• Work task
Across the entries that follow, work out the number of lines containing the string "title", and state it alone.

• Supplied material

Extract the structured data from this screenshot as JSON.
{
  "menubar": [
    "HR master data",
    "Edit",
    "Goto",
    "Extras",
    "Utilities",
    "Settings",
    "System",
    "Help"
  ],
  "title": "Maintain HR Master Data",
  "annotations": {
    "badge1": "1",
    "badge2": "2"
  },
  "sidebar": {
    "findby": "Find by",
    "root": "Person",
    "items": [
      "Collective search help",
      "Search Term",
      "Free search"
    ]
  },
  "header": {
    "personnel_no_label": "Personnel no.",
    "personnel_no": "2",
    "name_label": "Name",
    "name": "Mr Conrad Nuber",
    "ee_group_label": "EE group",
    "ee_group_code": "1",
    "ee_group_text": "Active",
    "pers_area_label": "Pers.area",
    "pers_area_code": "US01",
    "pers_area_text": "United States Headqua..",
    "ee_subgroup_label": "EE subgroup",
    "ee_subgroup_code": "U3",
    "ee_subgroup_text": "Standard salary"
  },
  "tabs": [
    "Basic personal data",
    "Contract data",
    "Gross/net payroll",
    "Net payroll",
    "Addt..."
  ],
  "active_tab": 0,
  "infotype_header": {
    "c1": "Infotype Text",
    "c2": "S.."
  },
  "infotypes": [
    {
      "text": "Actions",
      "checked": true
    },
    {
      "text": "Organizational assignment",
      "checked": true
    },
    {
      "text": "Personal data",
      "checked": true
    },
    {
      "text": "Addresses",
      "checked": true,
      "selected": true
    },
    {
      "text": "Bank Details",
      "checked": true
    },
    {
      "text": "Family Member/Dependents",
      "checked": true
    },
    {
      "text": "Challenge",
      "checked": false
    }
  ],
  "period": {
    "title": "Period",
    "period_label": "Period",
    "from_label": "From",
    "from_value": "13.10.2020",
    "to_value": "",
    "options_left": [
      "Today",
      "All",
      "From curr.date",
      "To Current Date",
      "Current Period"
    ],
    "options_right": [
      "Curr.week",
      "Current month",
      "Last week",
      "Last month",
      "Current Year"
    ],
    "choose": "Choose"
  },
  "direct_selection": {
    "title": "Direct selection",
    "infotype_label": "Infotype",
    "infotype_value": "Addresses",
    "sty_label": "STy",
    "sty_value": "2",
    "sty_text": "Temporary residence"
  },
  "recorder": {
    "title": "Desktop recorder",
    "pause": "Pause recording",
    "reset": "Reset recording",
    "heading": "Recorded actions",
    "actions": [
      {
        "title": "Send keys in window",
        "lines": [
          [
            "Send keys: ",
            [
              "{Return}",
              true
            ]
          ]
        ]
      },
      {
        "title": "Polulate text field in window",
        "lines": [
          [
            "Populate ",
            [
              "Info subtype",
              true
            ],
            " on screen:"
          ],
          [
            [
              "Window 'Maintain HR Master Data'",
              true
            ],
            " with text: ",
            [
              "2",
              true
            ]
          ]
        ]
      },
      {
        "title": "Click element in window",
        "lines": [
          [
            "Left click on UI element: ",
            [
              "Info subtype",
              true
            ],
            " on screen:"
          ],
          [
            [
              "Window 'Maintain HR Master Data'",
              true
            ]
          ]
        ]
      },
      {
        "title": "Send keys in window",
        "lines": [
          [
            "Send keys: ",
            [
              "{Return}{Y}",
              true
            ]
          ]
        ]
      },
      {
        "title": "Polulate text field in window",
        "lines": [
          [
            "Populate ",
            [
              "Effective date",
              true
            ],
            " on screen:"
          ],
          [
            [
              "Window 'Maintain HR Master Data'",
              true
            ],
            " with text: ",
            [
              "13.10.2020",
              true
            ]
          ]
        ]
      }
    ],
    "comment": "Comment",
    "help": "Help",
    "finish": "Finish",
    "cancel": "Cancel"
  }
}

• Written answer
9